Downtown, the Basin Spring Park Hotel was built in 1905 — replacing a wooden hotel lost to a fire. The Basin Spring Park Hotel is rumored to be haunted as well. “The Basin was much more the hotel of the people,” shares Scales. Here, the rooms were cheaper. And across the narrow valley you can still see the cottages of those who made the carriage set’s lifestyle possible.
Two distinct social strata existed here, each on their own mountain — the wealthy versus the working class.
As the 20th century marched on, the Basin would also become home to gambling and bootleg liquor. The Chicago mafia vacationed here after World War II.
As I wander down Spring Street — past the confetti clouds of dogwood and redbud hiding the ornate Victorian mansions — it becomes obvious:
Eureka Springs has always thrived on contradiction.
No one can prove the springs here ever had healing powers and today — with so many living on the hills above — the waters aren’t safe to drink. But stand before Harding Spring and watch as the water trickles from beneath the bluff into an impish garden filled with iris, tulips and columbine, and tell me there’s not magic yet.
Across the street, the ribald silhouette of the Palace Hotel & Bathhouse’s street sign still lights up as evening falls. Local lore says it was the first neon sign west of the Mississippi. W. C. Fields was a regular visitor to the Palace. Oh, and the place — just a block down from the local church — was once a brothel.
Carrie Nation — world-famous saloon assailant, souvenir hatchet saleswoman, and member of the Woman’s Temperance Union — lived here once. Today, bars of all kinds line the streets.
Up on Magnetic Mountain, the well-known Passion Play beautifully reenacts the last days of Christ. The Biblically themed amphitheater spreads out beneath the outstretched arms of the “Milk Carton” Jesus, a towering, minimalist sculpture devised by Gerald Smith.
Smith was a clergyman, Wisconsinite-by-way-of-Louisiana, and vehement anti-Semite. The 1966 statue, which stands over 65 feet tall, was the work of Emmet Sullivan. Sullivan is better known for creating a passel of life-size cement dinosaurs across South Dakota as well as in nearby Dinosaur World.
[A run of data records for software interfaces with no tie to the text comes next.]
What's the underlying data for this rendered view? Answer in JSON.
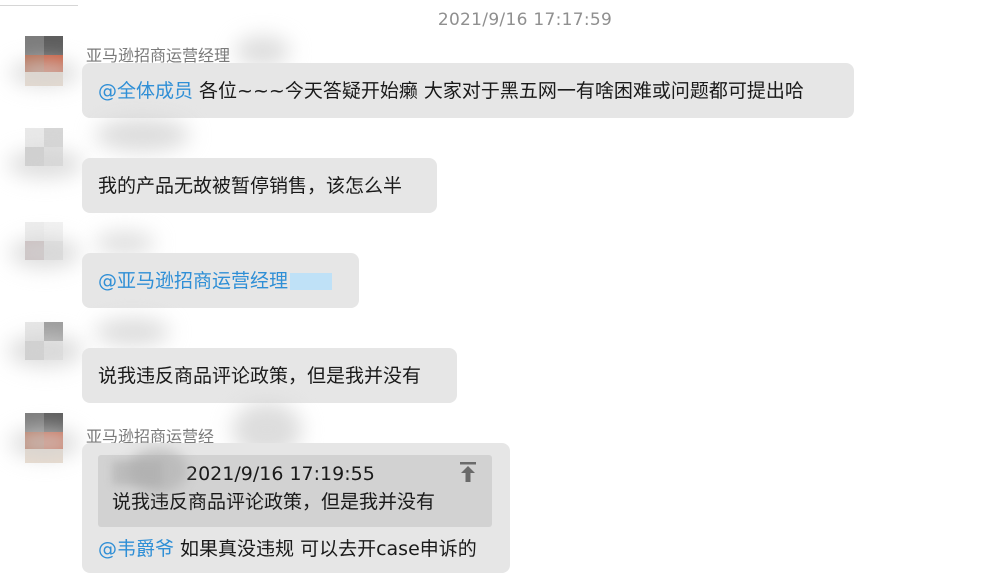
{
  "chat": {
    "timestamp": "2021/9/16 17:17:59",
    "messages": [
      {
        "sender": "亚马逊招商运营经理",
        "mention": "@全体成员",
        "text": " 各位~~~今天答疑开始癞 大家对于黑五网一有啥困难或问题都可提出哈"
      },
      {
        "text": "我的产品无故被暂停销售，该怎么半"
      },
      {
        "mention": "@亚马逊招商运营经理"
      },
      {
        "text": "说我违反商品评论政策，但是我并没有"
      },
      {
        "sender": "亚马逊招商运营经",
        "quote": {
          "time": "2021/9/16 17:19:55",
          "text": "说我违反商品评论政策，但是我并没有"
        },
        "mention": "@韦爵爷",
        "text": " 如果真没违规 可以去开case申诉的"
      }
    ]
  },
  "icons": {
    "pin": "pin-to-top-icon"
  },
  "colors": {
    "mention": "#2f8fd6",
    "bubble": "#e6e6e6",
    "quote": "#d2d2d2"
  }
}
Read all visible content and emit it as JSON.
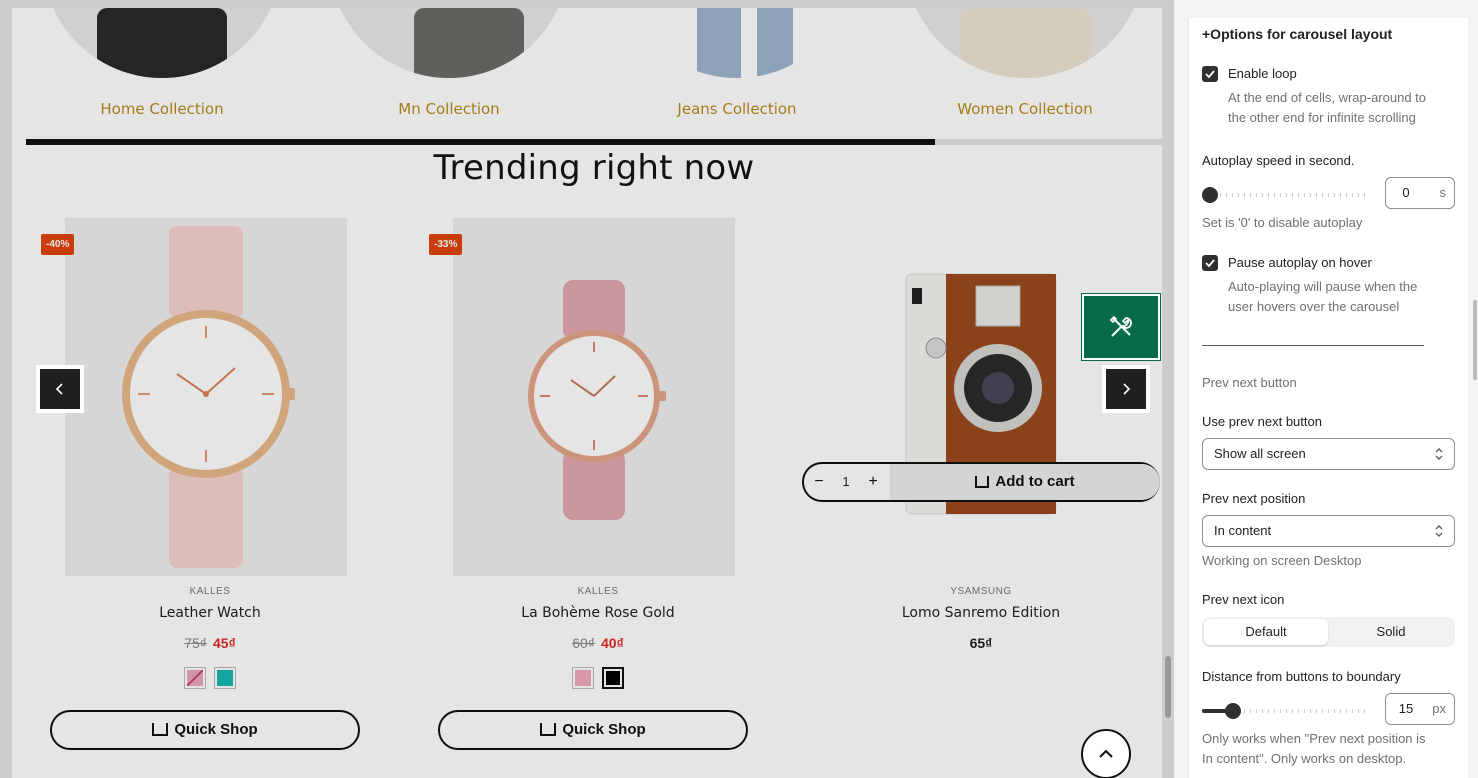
{
  "preview": {
    "collections": [
      {
        "label": "Home Collection"
      },
      {
        "label": "Mn Collection"
      },
      {
        "label": "Jeans Collection"
      },
      {
        "label": "Women Collection"
      }
    ],
    "carousel_progress_percent": 80,
    "section_title": "Trending right now",
    "products": [
      {
        "badge": "-40%",
        "vendor": "KALLES",
        "name": "Leather Watch",
        "old_price": "75₫",
        "price": "45₫",
        "swatch_colors": [
          "#e7a9b8",
          "#17b8b4"
        ],
        "action": "Quick Shop"
      },
      {
        "badge": "-33%",
        "vendor": "KALLES",
        "name": "La Bohème Rose Gold",
        "old_price": "60₫",
        "price": "40₫",
        "swatch_colors": [
          "#f1a9bd",
          "#000000"
        ],
        "action": "Quick Shop"
      },
      {
        "vendor": "YSAMSUNG",
        "name": "Lomo Sanremo Edition",
        "price": "65₫",
        "quantity": "1",
        "minus": "−",
        "plus": "+",
        "action": "Add to cart"
      }
    ],
    "icons": {
      "prev": "chevron-left-icon",
      "next": "chevron-right-icon",
      "tools": "tools-icon",
      "top": "chevron-up-icon",
      "cart": "cart-icon"
    },
    "colors": {
      "accent_gold": "#b88b1c",
      "badge": "#e0450f",
      "sale_price": "#e02b27",
      "tool_button": "#076b4a"
    }
  },
  "settings": {
    "section_title": "+Options for carousel layout",
    "enable_loop": {
      "label": "Enable loop",
      "checked": true,
      "help": [
        "At the end of cells, wrap-around to",
        "the other end for infinite scrolling"
      ]
    },
    "autoplay_speed": {
      "label": "Autoplay speed in second.",
      "value": "0",
      "unit": "s",
      "help": "Set is '0' to disable autoplay"
    },
    "pause_on_hover": {
      "label": "Pause autoplay on hover",
      "checked": true,
      "help": [
        "Auto-playing will pause when the",
        "user hovers over the carousel"
      ]
    },
    "prev_next_heading": "Prev next button",
    "use_prev_next": {
      "label": "Use prev next button",
      "value": "Show all screen"
    },
    "prev_next_position": {
      "label": "Prev next position",
      "value": "In content",
      "help": "Working on screen Desktop"
    },
    "prev_next_icon": {
      "label": "Prev next icon",
      "options": [
        "Default",
        "Solid"
      ],
      "selected": "Default"
    },
    "distance": {
      "label": "Distance from buttons to boundary",
      "value": "15",
      "unit": "px",
      "help": [
        "Only works when \"Prev next position is",
        "In content\". Only works on desktop."
      ]
    }
  }
}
He also worked on Mt. Rushmore.
This year, the Eastern Gate of the Passion Play is the location of an 84-hour Carroll County Bible-reading marathon coinciding with the National Day of Prayer. Also this month, the Goddess Gala, the 29th Annual Ozark Mountain UFO Conference (and adjoining 11th Annual Transformation Conference), and a springtime Diversity Weekend are welcomed.
Is this place for real?
I finish my walk downtown. Along the way, I pass a statue of Star Wars’ C3PO staring vacantly from a store window, the Christian T-shirt-and-book store, the kinky negligee shop, the Rowdy Beaver bar, and a junk-filled and unpainted pickup — quilted afghan on the seat, cross hanging from the rear view mirror, toy light saber rather than rifle in the back window.
Another local truck rumbles past, windows down, Confederate flags flapping. The south wind dies hard around here, even in a town hopped up on tolerance and transcendence. I suspect local mountain folk have always cast a strange eye on the newcomers of this topsy-turvy town.
The juxtaposition is, however, strangely gratifying. I’m giddy as I climb the narrow stairs of the Basin Park Hotel to sit on the balcony and order a hamburger and fries. Motorcycles thunder in the streets below. My meal comes quickly and it’s a good thing too. I still have a full-stomach sprint up the mountainside in a few minutes.
There’s a ghost tour at the Crescent Hotel at eight.
— Originally published APRIL 7, 2016